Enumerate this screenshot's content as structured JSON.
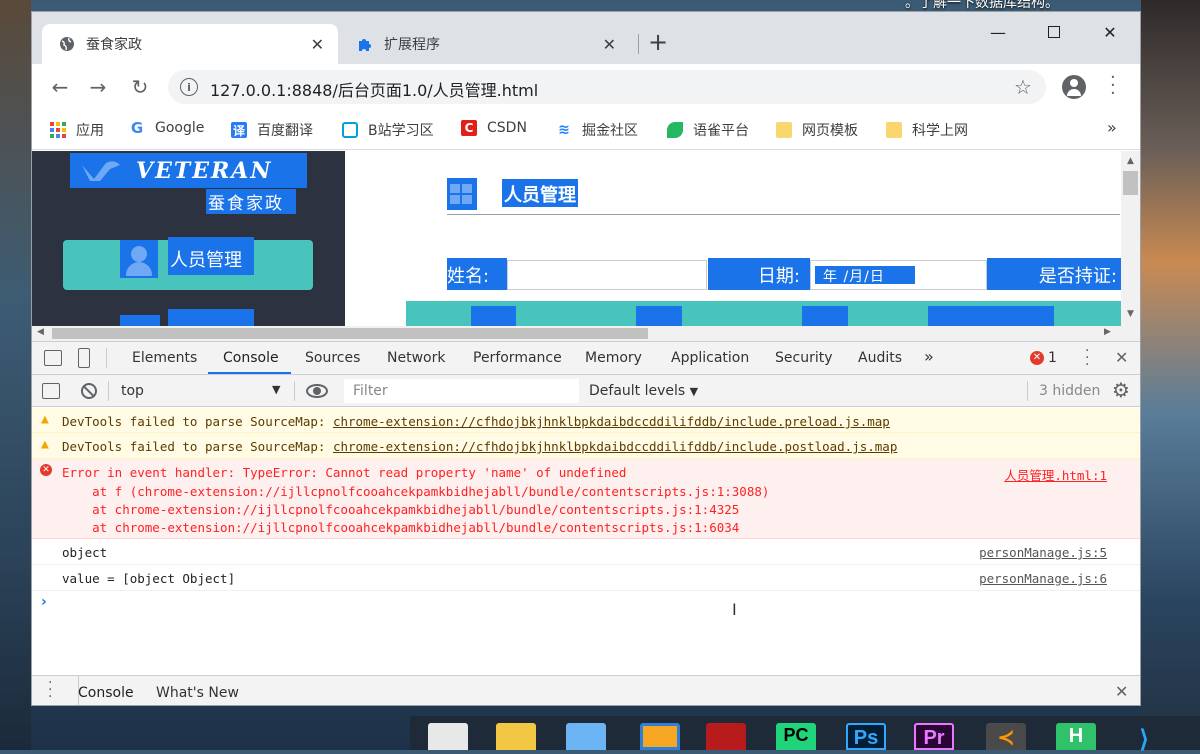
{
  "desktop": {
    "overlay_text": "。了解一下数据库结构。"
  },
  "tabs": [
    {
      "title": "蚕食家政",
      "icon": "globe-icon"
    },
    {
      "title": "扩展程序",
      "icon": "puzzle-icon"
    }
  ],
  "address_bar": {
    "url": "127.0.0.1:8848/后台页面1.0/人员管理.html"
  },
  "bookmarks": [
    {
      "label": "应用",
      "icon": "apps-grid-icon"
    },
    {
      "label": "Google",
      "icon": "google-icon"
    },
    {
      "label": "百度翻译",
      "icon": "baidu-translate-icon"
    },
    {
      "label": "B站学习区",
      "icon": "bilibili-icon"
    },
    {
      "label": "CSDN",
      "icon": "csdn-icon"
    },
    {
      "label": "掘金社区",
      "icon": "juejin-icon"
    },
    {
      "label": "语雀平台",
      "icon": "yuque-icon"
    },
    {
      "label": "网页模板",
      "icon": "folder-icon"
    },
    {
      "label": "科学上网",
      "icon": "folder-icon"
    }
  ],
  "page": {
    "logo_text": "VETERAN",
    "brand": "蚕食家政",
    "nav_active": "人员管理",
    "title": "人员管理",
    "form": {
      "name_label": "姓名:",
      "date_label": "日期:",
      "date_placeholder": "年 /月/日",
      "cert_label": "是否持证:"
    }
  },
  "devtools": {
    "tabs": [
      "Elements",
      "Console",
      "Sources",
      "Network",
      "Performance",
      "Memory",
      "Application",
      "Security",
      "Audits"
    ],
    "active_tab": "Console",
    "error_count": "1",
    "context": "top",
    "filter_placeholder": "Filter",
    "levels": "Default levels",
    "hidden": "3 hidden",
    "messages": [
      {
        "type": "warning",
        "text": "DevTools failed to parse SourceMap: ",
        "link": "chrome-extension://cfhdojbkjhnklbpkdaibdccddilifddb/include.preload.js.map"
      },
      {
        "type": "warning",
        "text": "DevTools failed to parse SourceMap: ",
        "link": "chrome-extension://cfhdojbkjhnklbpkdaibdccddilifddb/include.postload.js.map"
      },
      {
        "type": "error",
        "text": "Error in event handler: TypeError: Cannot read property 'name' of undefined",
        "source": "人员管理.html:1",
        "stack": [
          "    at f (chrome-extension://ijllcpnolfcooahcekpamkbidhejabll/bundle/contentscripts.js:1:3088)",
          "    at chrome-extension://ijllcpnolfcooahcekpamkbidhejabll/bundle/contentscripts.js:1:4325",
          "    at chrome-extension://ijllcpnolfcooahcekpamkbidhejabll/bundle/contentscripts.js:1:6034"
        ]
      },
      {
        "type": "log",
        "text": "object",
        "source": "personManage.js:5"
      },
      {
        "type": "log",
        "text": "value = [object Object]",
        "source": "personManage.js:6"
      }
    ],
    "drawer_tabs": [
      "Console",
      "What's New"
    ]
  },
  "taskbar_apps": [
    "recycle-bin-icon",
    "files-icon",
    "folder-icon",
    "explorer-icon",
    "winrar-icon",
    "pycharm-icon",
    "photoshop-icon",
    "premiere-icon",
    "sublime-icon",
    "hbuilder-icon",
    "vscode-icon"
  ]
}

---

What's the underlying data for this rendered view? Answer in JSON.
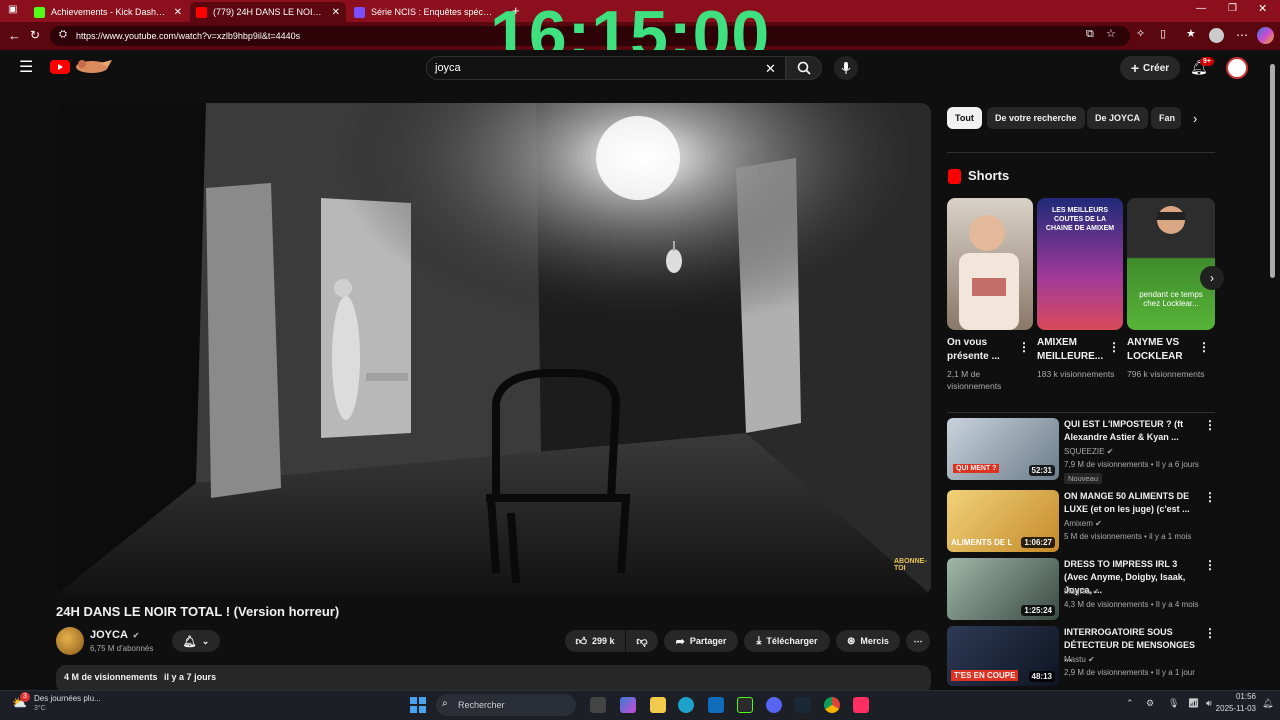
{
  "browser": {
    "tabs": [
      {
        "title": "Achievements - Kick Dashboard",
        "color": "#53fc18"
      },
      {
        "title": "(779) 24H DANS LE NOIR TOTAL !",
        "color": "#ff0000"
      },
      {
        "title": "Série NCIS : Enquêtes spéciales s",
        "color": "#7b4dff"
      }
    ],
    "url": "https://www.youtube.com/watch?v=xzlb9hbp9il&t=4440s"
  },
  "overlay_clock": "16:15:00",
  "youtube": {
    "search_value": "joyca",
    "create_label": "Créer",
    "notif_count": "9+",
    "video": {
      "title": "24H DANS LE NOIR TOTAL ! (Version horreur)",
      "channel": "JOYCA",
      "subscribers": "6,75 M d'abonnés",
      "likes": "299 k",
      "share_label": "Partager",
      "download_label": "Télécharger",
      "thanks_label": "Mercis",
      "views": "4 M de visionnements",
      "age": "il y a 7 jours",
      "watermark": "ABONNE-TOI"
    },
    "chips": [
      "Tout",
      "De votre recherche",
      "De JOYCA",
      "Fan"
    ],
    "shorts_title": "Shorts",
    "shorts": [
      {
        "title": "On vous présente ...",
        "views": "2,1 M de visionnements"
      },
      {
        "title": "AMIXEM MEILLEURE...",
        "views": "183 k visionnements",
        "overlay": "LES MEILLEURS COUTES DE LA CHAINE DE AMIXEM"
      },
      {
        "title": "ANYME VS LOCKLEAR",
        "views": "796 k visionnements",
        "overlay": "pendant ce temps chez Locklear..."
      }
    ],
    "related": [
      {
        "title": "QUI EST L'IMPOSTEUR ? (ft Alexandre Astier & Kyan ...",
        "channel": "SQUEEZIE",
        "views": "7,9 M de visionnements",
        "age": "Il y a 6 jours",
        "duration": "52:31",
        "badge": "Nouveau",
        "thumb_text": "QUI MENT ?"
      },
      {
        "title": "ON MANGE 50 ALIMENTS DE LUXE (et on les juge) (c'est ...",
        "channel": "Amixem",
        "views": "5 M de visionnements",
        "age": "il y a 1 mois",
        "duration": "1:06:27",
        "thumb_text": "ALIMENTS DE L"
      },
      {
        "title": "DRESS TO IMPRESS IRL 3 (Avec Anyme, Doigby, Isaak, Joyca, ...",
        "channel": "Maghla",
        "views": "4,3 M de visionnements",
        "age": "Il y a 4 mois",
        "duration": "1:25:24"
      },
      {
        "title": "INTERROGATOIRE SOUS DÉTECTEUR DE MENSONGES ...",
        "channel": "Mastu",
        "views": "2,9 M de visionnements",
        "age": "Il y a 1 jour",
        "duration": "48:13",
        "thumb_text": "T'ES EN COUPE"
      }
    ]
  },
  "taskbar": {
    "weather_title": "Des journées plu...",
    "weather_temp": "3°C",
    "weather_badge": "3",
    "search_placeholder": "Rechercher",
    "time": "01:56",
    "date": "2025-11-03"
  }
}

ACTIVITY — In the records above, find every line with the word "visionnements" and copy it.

RESULT OF THE TASK —
      "views": "4 M de visionnements",
        "views": "2,1 M de visionnements"
        "views": "183 k visionnements",
        "views": "796 k visionnements",
        "views": "7,9 M de visionnements",
        "views": "5 M de visionnements",
        "views": "4,3 M de visionnements",
        "views": "2,9 M de visionnements",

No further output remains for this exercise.